Philadelphia is the eighth largest school district in the country, and its public students are overwhelmingly poor: 79 percent of them are eligible for free or reduced price lunch. The high school graduation rate is only 64 percent and fewer than half of students managed to score proficient or above on the 2013 PSSA.
St. James… More Than Just a School!
If not for the residents of Allegheny West, the mission to open the gate to St. James School would have come and gone already. While the primary focus on Clearfield Street this fall is operating a strong middle school, there will be plenty of upcoming opportunities for everyone in the community to be involved.
Adult, Family & Senior Program
- Computer workshops
- Garden workshops
- Volunteer opportunities
- Senior fitness classes
- Consider us for your next…

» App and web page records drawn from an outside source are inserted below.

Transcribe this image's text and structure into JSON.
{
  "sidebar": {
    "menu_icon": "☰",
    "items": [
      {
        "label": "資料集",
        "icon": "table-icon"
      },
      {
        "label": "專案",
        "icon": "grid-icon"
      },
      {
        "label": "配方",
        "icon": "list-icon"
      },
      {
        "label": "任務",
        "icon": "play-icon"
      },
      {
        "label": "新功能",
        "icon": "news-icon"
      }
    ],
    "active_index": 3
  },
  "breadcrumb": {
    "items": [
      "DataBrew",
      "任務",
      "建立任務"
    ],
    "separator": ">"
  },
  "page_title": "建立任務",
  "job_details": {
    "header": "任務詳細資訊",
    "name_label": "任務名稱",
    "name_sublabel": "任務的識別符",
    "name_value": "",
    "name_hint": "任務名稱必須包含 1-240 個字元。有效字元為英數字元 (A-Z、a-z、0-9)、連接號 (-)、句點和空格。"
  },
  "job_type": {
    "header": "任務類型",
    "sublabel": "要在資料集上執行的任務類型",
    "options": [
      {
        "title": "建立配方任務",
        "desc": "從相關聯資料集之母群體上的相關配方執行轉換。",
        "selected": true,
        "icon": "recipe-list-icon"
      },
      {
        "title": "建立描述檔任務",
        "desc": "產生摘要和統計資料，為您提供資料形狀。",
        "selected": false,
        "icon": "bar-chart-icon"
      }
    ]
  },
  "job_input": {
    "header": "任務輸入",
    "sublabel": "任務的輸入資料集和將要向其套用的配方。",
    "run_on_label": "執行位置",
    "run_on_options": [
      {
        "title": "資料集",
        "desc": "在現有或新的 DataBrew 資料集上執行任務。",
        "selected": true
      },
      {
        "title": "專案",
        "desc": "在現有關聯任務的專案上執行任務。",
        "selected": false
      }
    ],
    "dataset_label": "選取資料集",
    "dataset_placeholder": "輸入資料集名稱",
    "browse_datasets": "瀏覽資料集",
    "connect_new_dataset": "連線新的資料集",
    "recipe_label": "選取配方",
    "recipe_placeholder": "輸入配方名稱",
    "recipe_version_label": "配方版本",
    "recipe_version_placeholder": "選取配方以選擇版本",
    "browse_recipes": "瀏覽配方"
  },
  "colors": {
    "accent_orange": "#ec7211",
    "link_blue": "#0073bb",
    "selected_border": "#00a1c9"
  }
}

- Birthday party
- Anniversary celebration
- Neighborhood meetings
St. James School is at the heart of this neighborhood.
Residents have responded favorably to our work and the many activities going on today. We are continually inspired by their collective investment in St. James—it has become a neighborhood initiative. As a community working together, St. James School has found great assurance in the opportunity for middle school children to advance to high schools and colleges that will form their future success.
The Allegheny West community’s location in upper North Philadelphia puts the neighborhood at the geographic center of the Philadelphia region. The borders are Ridge Avenue on the west, 17th Street on the east, Lehigh Avenue on the South. The neighborhood is just five miles from City Hall and within close proximity to the Main Line, Conshohocken and the Philadelphia International Airport.
Home to over 19,000 residents and numerous businesses, civic groups and schools, Allegheny West is a vibrant community full of potential, which St. James School is helping to nurture and grow. Our 400-square-block neighborhood is characterized by pedestrian-friendly neighborhood parks and green spaces, and blocks characterized by traditional Philadelphia row homes and small apartment buildings.
African Americans currently make up the largest percentage of the neighborhood, while a growing Latino and Asian population is emerging.
While the loss of many industrial businesses left a large gap in the neighborhood’s employment and business network, there are several major anchor institutions that provide employment for residents and meet the basic health needs of community members.
Several prominent Philadelphia companies continue to maintain their corporate headquarters in our community, including Penn Fishing Reels and Pep Boys.